**Task item:** Count how many lines in the following data hold the word "letter". Your answer is the number and nothing else.

**Task data:**
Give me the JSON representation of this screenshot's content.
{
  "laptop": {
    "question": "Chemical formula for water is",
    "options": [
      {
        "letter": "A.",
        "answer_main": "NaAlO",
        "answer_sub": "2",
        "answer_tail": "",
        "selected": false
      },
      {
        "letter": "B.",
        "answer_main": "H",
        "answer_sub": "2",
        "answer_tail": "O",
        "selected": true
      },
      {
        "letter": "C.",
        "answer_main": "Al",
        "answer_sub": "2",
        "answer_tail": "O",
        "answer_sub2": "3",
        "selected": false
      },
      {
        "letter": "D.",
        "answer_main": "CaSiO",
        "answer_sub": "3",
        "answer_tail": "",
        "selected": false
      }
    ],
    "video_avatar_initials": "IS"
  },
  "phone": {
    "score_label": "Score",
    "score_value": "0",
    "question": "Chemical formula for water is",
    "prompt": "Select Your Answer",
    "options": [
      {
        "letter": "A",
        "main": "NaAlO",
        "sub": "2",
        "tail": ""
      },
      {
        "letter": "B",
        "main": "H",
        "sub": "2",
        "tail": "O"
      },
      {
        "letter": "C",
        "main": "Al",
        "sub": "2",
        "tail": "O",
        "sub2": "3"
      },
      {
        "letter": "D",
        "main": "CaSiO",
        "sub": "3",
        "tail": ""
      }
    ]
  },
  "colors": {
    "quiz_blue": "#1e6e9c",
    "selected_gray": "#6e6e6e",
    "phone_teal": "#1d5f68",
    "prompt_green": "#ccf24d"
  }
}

**Exercise solution:** 8